### [What you have to do]
For the listing below, report all lines that hold the word "badge".
+--
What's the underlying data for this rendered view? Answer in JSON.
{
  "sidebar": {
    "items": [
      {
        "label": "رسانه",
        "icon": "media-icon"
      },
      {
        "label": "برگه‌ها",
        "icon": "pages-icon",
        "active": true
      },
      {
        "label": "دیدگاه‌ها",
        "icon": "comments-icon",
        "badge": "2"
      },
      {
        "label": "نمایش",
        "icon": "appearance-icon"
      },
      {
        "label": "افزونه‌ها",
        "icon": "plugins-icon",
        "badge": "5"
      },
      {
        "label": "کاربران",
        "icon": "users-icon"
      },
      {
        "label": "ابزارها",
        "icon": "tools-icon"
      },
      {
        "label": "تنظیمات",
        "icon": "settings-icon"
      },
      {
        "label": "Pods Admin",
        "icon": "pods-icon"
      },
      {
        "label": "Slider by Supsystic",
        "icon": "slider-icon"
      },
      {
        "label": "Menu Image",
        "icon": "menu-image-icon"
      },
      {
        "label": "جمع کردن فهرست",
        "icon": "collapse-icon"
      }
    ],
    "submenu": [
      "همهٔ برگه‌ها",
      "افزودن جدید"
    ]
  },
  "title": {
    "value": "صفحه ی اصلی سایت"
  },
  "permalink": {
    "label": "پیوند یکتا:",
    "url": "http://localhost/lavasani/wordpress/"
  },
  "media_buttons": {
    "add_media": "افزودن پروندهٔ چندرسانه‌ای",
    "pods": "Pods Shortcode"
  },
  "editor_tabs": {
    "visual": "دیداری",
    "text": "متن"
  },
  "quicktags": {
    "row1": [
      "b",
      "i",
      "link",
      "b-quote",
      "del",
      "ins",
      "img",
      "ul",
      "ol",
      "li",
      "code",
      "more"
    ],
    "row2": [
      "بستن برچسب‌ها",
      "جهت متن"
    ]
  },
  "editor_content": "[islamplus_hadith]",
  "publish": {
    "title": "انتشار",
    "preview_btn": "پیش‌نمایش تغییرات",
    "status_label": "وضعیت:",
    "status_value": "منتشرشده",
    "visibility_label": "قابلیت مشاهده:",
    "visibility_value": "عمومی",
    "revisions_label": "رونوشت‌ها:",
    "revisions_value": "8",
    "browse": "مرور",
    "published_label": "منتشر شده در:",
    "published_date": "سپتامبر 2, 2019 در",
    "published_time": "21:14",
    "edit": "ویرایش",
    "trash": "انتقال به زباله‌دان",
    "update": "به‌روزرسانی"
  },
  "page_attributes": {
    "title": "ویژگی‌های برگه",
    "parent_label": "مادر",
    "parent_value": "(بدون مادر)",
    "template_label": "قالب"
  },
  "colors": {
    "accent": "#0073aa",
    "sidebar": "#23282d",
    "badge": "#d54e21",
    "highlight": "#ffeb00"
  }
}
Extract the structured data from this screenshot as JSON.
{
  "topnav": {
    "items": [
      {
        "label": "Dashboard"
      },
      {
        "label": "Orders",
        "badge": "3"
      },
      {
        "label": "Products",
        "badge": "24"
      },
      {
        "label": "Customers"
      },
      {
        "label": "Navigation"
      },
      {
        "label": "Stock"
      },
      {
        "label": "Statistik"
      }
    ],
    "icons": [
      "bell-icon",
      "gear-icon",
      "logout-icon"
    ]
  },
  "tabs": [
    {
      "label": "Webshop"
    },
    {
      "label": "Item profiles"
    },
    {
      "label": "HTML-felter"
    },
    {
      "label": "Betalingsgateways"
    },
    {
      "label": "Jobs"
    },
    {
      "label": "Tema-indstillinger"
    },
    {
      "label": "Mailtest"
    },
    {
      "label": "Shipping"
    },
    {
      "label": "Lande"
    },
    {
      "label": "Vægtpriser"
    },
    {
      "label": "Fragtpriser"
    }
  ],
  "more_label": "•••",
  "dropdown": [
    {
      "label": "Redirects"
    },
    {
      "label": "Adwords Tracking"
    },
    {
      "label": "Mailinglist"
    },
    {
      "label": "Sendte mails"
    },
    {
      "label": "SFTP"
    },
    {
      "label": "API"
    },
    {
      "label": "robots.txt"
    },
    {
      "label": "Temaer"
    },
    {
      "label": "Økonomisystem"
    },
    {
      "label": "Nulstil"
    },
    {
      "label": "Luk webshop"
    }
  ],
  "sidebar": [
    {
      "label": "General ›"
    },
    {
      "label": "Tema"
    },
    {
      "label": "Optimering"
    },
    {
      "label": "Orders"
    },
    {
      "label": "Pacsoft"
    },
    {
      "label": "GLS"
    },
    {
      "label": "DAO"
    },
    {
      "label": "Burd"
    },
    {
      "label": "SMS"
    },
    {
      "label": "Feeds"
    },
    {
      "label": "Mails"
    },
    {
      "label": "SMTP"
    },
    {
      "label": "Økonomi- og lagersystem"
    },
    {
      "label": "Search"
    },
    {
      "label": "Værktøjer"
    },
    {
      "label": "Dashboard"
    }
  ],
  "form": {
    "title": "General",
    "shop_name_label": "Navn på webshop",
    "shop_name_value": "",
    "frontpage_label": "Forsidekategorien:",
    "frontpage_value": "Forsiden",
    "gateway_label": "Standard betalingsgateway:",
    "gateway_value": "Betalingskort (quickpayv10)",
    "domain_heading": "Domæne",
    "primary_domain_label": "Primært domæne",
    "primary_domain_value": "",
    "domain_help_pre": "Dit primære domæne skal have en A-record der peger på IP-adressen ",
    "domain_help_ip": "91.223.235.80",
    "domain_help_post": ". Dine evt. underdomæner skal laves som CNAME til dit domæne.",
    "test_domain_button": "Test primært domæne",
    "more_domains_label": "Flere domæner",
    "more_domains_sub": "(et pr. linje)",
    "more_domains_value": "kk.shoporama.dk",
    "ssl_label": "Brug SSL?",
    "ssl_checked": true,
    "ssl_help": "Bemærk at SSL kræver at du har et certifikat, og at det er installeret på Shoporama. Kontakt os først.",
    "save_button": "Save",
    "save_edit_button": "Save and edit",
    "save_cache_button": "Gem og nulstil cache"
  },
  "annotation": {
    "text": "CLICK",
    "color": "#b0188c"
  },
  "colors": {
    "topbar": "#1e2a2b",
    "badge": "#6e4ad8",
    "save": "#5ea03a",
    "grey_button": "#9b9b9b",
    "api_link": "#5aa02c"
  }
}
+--
### [Answer box]
        "badge": "2"
        "badge": "5"
    "badge": "#d54e21",
        "badge": "3"
        "badge": "24"
    "badge": "#6e4ad8",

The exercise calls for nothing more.